Vintage Seekers column: The Design Museum and its new 60s home
Estella Shardlow is deputy editor of Vintage Seekers, the premium online platform curating a heritage lifestyle. In a regular Vintage Seekers column Estella reports on high-end vintage events and news. This time, she takes a closer look at The Design Museum and its new home.
The Design Museum is moving house. As revealed in a press conference earlier this week, London’s Mecca for 20th century design will relocate from the Shad Thames site it’s occupied since 1982 to the iconic Sixties Commonwealth Institute building in Kensington.
The decision is rather a blow for this corner of South London, as it loses a significant tourist attraction and centre of learning to affluent, museum-rich W8. Yet for the Grade 2* listed Commonwealth Institute, which has been lying empty for more than a decade, it offers a new lease of life – and one that will enable the museum to double its visitor figures to 500,000 annually, according to its directors.

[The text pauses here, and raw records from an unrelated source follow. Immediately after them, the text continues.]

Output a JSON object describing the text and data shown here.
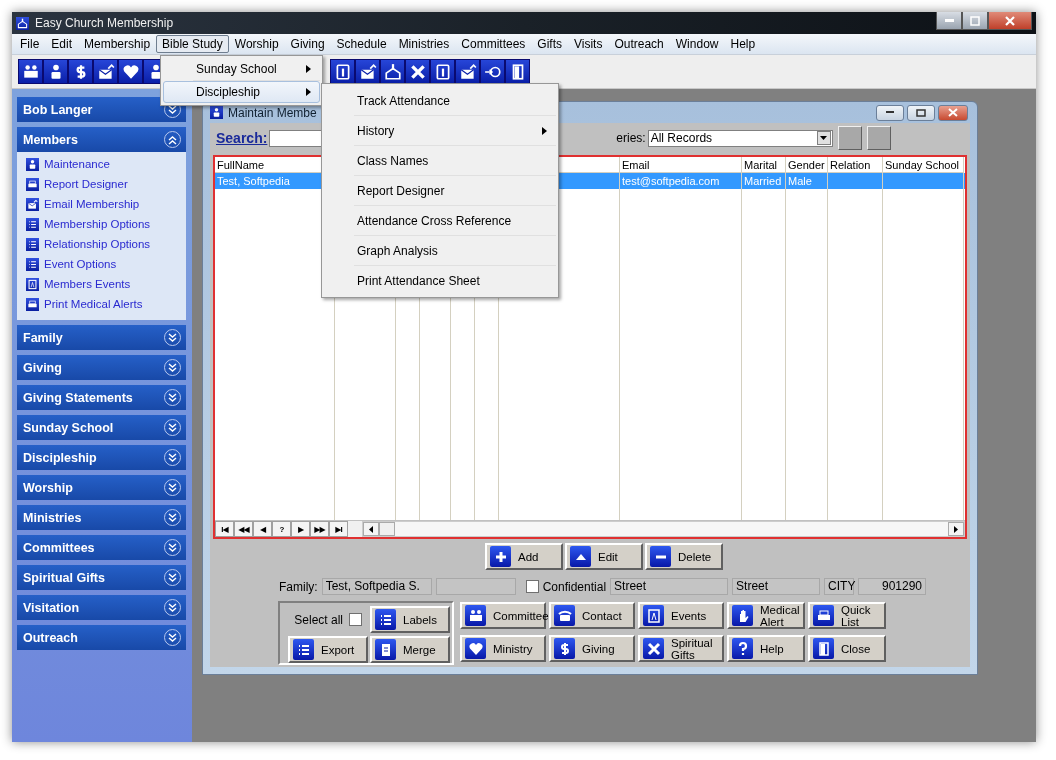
{
  "window": {
    "title": "Easy Church Membership"
  },
  "menu_bar": [
    {
      "label": "File",
      "selected": false
    },
    {
      "label": "Edit",
      "selected": false
    },
    {
      "label": "Membership",
      "selected": false
    },
    {
      "label": "Bible Study",
      "selected": true
    },
    {
      "label": "Worship",
      "selected": false
    },
    {
      "label": "Giving",
      "selected": false
    },
    {
      "label": "Schedule",
      "selected": false
    },
    {
      "label": "Ministries",
      "selected": false
    },
    {
      "label": "Committees",
      "selected": false
    },
    {
      "label": "Gifts",
      "selected": false
    },
    {
      "label": "Visits",
      "selected": false
    },
    {
      "label": "Outreach",
      "selected": false
    },
    {
      "label": "Window",
      "selected": false
    },
    {
      "label": "Help",
      "selected": false
    }
  ],
  "open_menu": [
    {
      "label": "Sunday School",
      "submenu": true,
      "selected": false
    },
    {
      "label": "Discipleship",
      "submenu": true,
      "selected": true
    }
  ],
  "submenu": [
    {
      "label": "Track Attendance",
      "submenu": false
    },
    {
      "label": "History",
      "submenu": true
    },
    {
      "label": "Class Names",
      "submenu": false
    },
    {
      "label": "Report Designer",
      "submenu": false
    },
    {
      "label": "Attendance Cross Reference",
      "submenu": false
    },
    {
      "label": "Graph Analysis",
      "submenu": false
    },
    {
      "label": "Print Attendance Sheet",
      "submenu": false
    }
  ],
  "sidebar": [
    {
      "title": "Bob Langer",
      "expanded": false
    },
    {
      "title": "Members",
      "expanded": true,
      "items": [
        "Maintenance",
        "Report Designer",
        "Email Membership",
        "Membership Options",
        "Relationship Options",
        "Event Options",
        "Members Events",
        "Print Medical Alerts"
      ]
    },
    {
      "title": "Family",
      "expanded": false
    },
    {
      "title": "Giving",
      "expanded": false
    },
    {
      "title": "Giving Statements",
      "expanded": false
    },
    {
      "title": "Sunday School",
      "expanded": false
    },
    {
      "title": "Discipleship",
      "expanded": false
    },
    {
      "title": "Worship",
      "expanded": false
    },
    {
      "title": "Ministries",
      "expanded": false
    },
    {
      "title": "Committees",
      "expanded": false
    },
    {
      "title": "Spiritual Gifts",
      "expanded": false
    },
    {
      "title": "Visitation",
      "expanded": false
    },
    {
      "title": "Outreach",
      "expanded": false
    }
  ],
  "child_window": {
    "title": "Maintain Membe",
    "search_label": "Search:",
    "query_label": "eries:",
    "query_value": "All Records"
  },
  "table": {
    "columns": [
      "FullName",
      "Email",
      "Marital",
      "Gender",
      "Relation",
      "Sunday School"
    ],
    "rows": [
      {
        "cells": [
          "Test, Softpedia",
          "test@softpedia.com",
          "Married",
          "Male"
        ],
        "selected": true
      }
    ]
  },
  "navigator": [
    "I◀",
    "◀◀",
    "◀",
    "?",
    "▶",
    "▶▶",
    "▶I"
  ],
  "actions": [
    "Add",
    "Edit",
    "Delete"
  ],
  "family": {
    "label": "Family:",
    "name": "Test, Softpedia S.",
    "confidential": {
      "label": "Confidential",
      "checked": false
    },
    "fields": [
      "Street",
      "Street",
      "CITY",
      "901290"
    ]
  },
  "tools": {
    "select_all": {
      "label": "Select all",
      "checked": false
    },
    "buttons": [
      "Labels",
      "Export",
      "Merge"
    ]
  },
  "buttons": [
    "Committee",
    "Contact",
    "Events",
    "Medical Alert",
    "Quick List",
    "Ministry",
    "Giving",
    "Spiritual Gifts",
    "Help",
    "Close"
  ]
}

Regarded by English Heritage as the second most important modern building in London after the Royal Albert Hall, it is high time that something is being made of the Institute. Earlier this year 20 squatters took over the building. Despite its location on busy Kensington High Street, the majority of Londoners couldn’t tell you where it was or what it looks like.
Not so back in November 1962 when Queen Elizabeth II opened the building to the public, unveiling a permanent exhibition about the nations of the Commonwealth (designed by none other than James Gardner, who was responsible for the Dome of Discovery in the 1951 Festival of Britain), along with an excellent library, cinema and theatre.
Architect Sir Robert Matthew of Johnson-Marshall and Partners envisaged creating a ‘tent in the park’ (the site backs onto Holland Park) and realised this with the building’s signature swooping copper roof, made from 25 tonnes of metal shipped over from Rhodesia. All the quintessential signs of post-war modernist architecture are in evidence – from the angular screen of aqua-coloured glazing that wraps around the exterior to the dramatic open space crisscrossed with concrete walkways and tiered exhibition spaces within.
By the end of the 20th century, however, ‘the tent in the park’ had fallen from grace. Commonwealth Secretary General Don McKinnon wanted it knocked down and while former Foreign Office permanent secretary Lord Kerr described it as “a nightmare for decades, costly to maintain, not fit for purpose”. Controversially, the Trust whose hands it had been in since 2000, completely closed the building in 2002 and were angling to sell the site for residential development. The owners even applied for the Institute’s listed status to be reneged so that they could demolish it to this end – a move fortunately blocked by Tessa Jowell, the then-Secretary of State for Culture, Media and Sport.
It is fitting that the besmirched Commonwealth Institute will once again become a word class centre for design, nurturing British talent and its international influence. And staying true to its roots, those overseeing the £80 million project include two members of the original team: Lord Cunliffe, a leading member of the original architectural team for the Commonwealth Institute in 1958, and James Sutherland, the building’s original structural engineer.
Furthermore, the story of the Design Museum actually started at the V&A, when two men who were passionate advocates of modern British design – Stephen Bayley and Terence Conran – set up the Boilerhouse Project in 1981. So, in a way, the design museum is going home after all.